Miller’s approach to this title is very reminiscent to Josh Whedon’s approach to his pinnacle character Buffy Summers. Both share the same premise of compelling women struggling with day and night jobs. That’s not a criticism, as Miller has been blending both the creepy, campy and snarky very well, creating a satisfying series.
At times there have been narrative techniques drug out of the old bag of tricks… but they’ve worked. The artwork by the various artist employed has been workable at times… but it’s worked very well. Not eloquent high praise, but for 22 issues it worked. Consistency is far too undervalued. How do you want to spend your comics’ dollars? On a hit-or-miss title?
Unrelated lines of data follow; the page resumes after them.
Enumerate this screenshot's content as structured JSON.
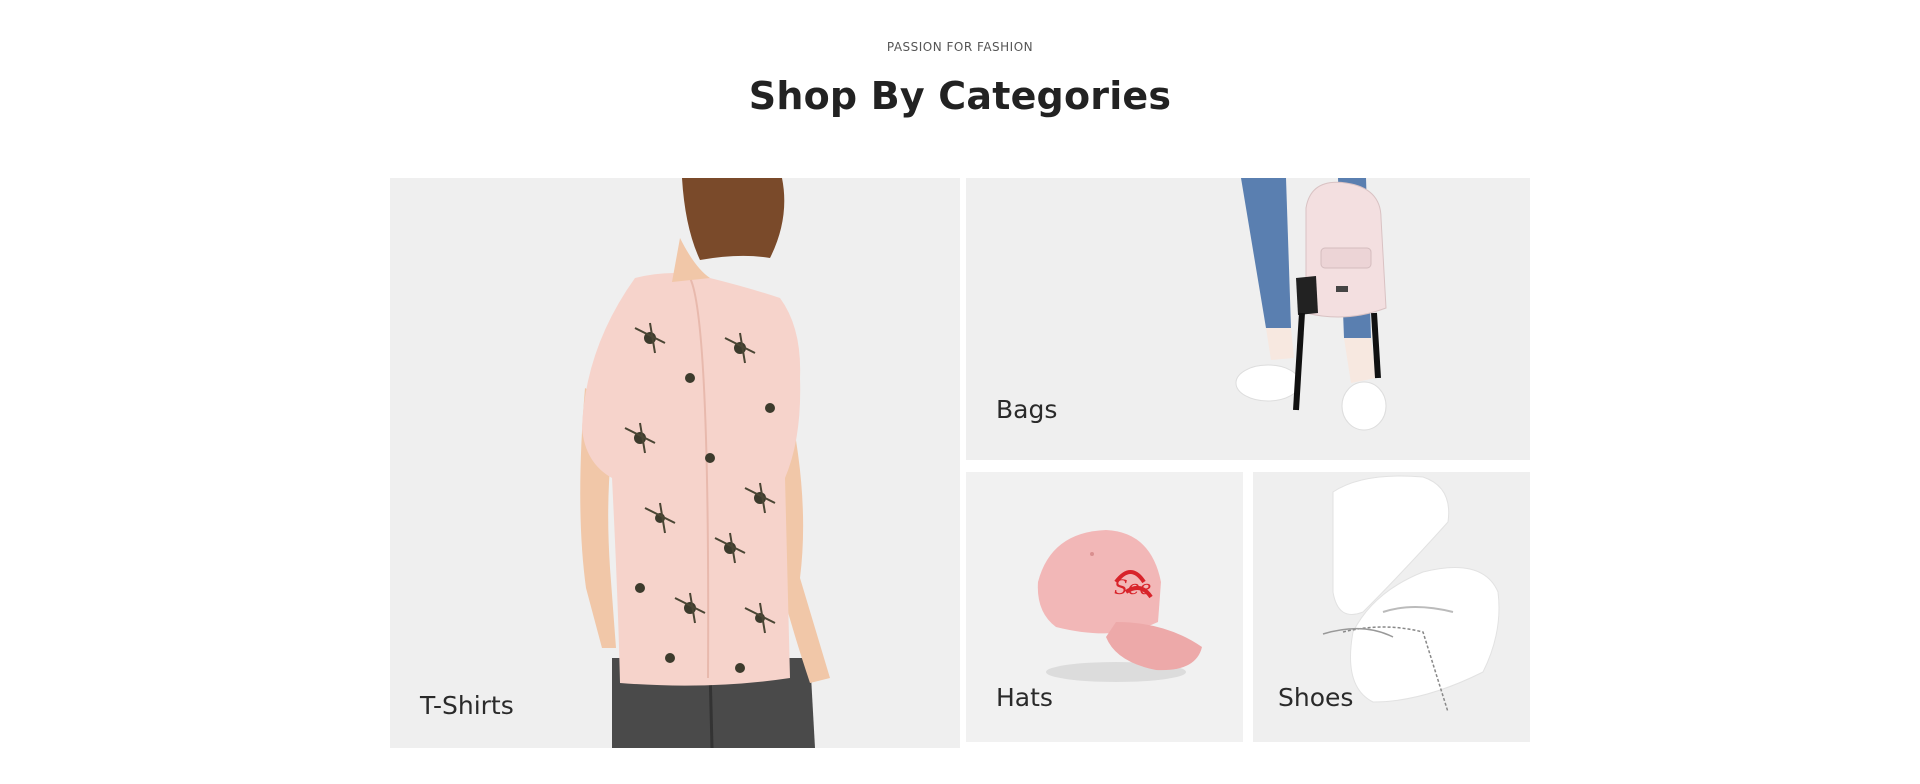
{
  "section": {
    "eyebrow": "PASSION FOR FASHION",
    "title": "Shop By Categories"
  },
  "categories": [
    {
      "label": "T-Shirts",
      "image": "floral-shirt-image"
    },
    {
      "label": "Bags",
      "image": "backpack-image"
    },
    {
      "label": "Hats",
      "image": "pink-cap-image"
    },
    {
      "label": "Shoes",
      "image": "white-sneakers-image"
    }
  ],
  "colors": {
    "tile_background": "#efefef",
    "shirt_pink": "#f6d3cb",
    "cap_pink": "#f2b7b7",
    "cap_embroidery": "#d8232a",
    "text": "#222222"
  }
}
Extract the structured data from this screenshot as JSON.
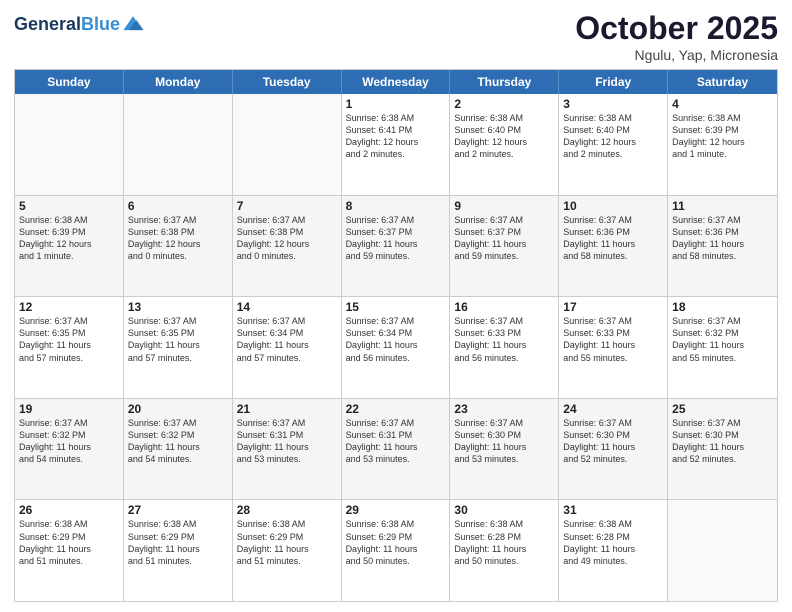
{
  "header": {
    "logo_line1": "General",
    "logo_line2": "Blue",
    "month": "October 2025",
    "location": "Ngulu, Yap, Micronesia"
  },
  "day_headers": [
    "Sunday",
    "Monday",
    "Tuesday",
    "Wednesday",
    "Thursday",
    "Friday",
    "Saturday"
  ],
  "weeks": [
    [
      {
        "num": "",
        "info": ""
      },
      {
        "num": "",
        "info": ""
      },
      {
        "num": "",
        "info": ""
      },
      {
        "num": "1",
        "info": "Sunrise: 6:38 AM\nSunset: 6:41 PM\nDaylight: 12 hours\nand 2 minutes."
      },
      {
        "num": "2",
        "info": "Sunrise: 6:38 AM\nSunset: 6:40 PM\nDaylight: 12 hours\nand 2 minutes."
      },
      {
        "num": "3",
        "info": "Sunrise: 6:38 AM\nSunset: 6:40 PM\nDaylight: 12 hours\nand 2 minutes."
      },
      {
        "num": "4",
        "info": "Sunrise: 6:38 AM\nSunset: 6:39 PM\nDaylight: 12 hours\nand 1 minute."
      }
    ],
    [
      {
        "num": "5",
        "info": "Sunrise: 6:38 AM\nSunset: 6:39 PM\nDaylight: 12 hours\nand 1 minute."
      },
      {
        "num": "6",
        "info": "Sunrise: 6:37 AM\nSunset: 6:38 PM\nDaylight: 12 hours\nand 0 minutes."
      },
      {
        "num": "7",
        "info": "Sunrise: 6:37 AM\nSunset: 6:38 PM\nDaylight: 12 hours\nand 0 minutes."
      },
      {
        "num": "8",
        "info": "Sunrise: 6:37 AM\nSunset: 6:37 PM\nDaylight: 11 hours\nand 59 minutes."
      },
      {
        "num": "9",
        "info": "Sunrise: 6:37 AM\nSunset: 6:37 PM\nDaylight: 11 hours\nand 59 minutes."
      },
      {
        "num": "10",
        "info": "Sunrise: 6:37 AM\nSunset: 6:36 PM\nDaylight: 11 hours\nand 58 minutes."
      },
      {
        "num": "11",
        "info": "Sunrise: 6:37 AM\nSunset: 6:36 PM\nDaylight: 11 hours\nand 58 minutes."
      }
    ],
    [
      {
        "num": "12",
        "info": "Sunrise: 6:37 AM\nSunset: 6:35 PM\nDaylight: 11 hours\nand 57 minutes."
      },
      {
        "num": "13",
        "info": "Sunrise: 6:37 AM\nSunset: 6:35 PM\nDaylight: 11 hours\nand 57 minutes."
      },
      {
        "num": "14",
        "info": "Sunrise: 6:37 AM\nSunset: 6:34 PM\nDaylight: 11 hours\nand 57 minutes."
      },
      {
        "num": "15",
        "info": "Sunrise: 6:37 AM\nSunset: 6:34 PM\nDaylight: 11 hours\nand 56 minutes."
      },
      {
        "num": "16",
        "info": "Sunrise: 6:37 AM\nSunset: 6:33 PM\nDaylight: 11 hours\nand 56 minutes."
      },
      {
        "num": "17",
        "info": "Sunrise: 6:37 AM\nSunset: 6:33 PM\nDaylight: 11 hours\nand 55 minutes."
      },
      {
        "num": "18",
        "info": "Sunrise: 6:37 AM\nSunset: 6:32 PM\nDaylight: 11 hours\nand 55 minutes."
      }
    ],
    [
      {
        "num": "19",
        "info": "Sunrise: 6:37 AM\nSunset: 6:32 PM\nDaylight: 11 hours\nand 54 minutes."
      },
      {
        "num": "20",
        "info": "Sunrise: 6:37 AM\nSunset: 6:32 PM\nDaylight: 11 hours\nand 54 minutes."
      },
      {
        "num": "21",
        "info": "Sunrise: 6:37 AM\nSunset: 6:31 PM\nDaylight: 11 hours\nand 53 minutes."
      },
      {
        "num": "22",
        "info": "Sunrise: 6:37 AM\nSunset: 6:31 PM\nDaylight: 11 hours\nand 53 minutes."
      },
      {
        "num": "23",
        "info": "Sunrise: 6:37 AM\nSunset: 6:30 PM\nDaylight: 11 hours\nand 53 minutes."
      },
      {
        "num": "24",
        "info": "Sunrise: 6:37 AM\nSunset: 6:30 PM\nDaylight: 11 hours\nand 52 minutes."
      },
      {
        "num": "25",
        "info": "Sunrise: 6:37 AM\nSunset: 6:30 PM\nDaylight: 11 hours\nand 52 minutes."
      }
    ],
    [
      {
        "num": "26",
        "info": "Sunrise: 6:38 AM\nSunset: 6:29 PM\nDaylight: 11 hours\nand 51 minutes."
      },
      {
        "num": "27",
        "info": "Sunrise: 6:38 AM\nSunset: 6:29 PM\nDaylight: 11 hours\nand 51 minutes."
      },
      {
        "num": "28",
        "info": "Sunrise: 6:38 AM\nSunset: 6:29 PM\nDaylight: 11 hours\nand 51 minutes."
      },
      {
        "num": "29",
        "info": "Sunrise: 6:38 AM\nSunset: 6:29 PM\nDaylight: 11 hours\nand 50 minutes."
      },
      {
        "num": "30",
        "info": "Sunrise: 6:38 AM\nSunset: 6:28 PM\nDaylight: 11 hours\nand 50 minutes."
      },
      {
        "num": "31",
        "info": "Sunrise: 6:38 AM\nSunset: 6:28 PM\nDaylight: 11 hours\nand 49 minutes."
      },
      {
        "num": "",
        "info": ""
      }
    ]
  ]
}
Or on the consistently good?
For whatever reason, DC has decided to end this volume of Batgirl. Barbara Gordon will reclaim her former role, giving up her status as Oracle and giving up her wheelchair. One of the reasons stated for this reboot era is to bring more diversity to the DC Universe, yet somehow a popular, strong, handicapped, female superhero is not part of that diversity plan. How Gordon will rise from her current position has not been revealed, but it is happening. So too is the removal of Stephanie Brown as Batgirl.
What will be her place in the new DC Universe? Who knows? What is known is that after August 2011 Bryan Miller, Lee Garbett, Pere Perez, Guy Major and a host of others will no longer be creating a Batgirl comic starring Stephanie Brown. Dork Knight no more. Good night sweet, snarky, pointy-eared princess. Good night.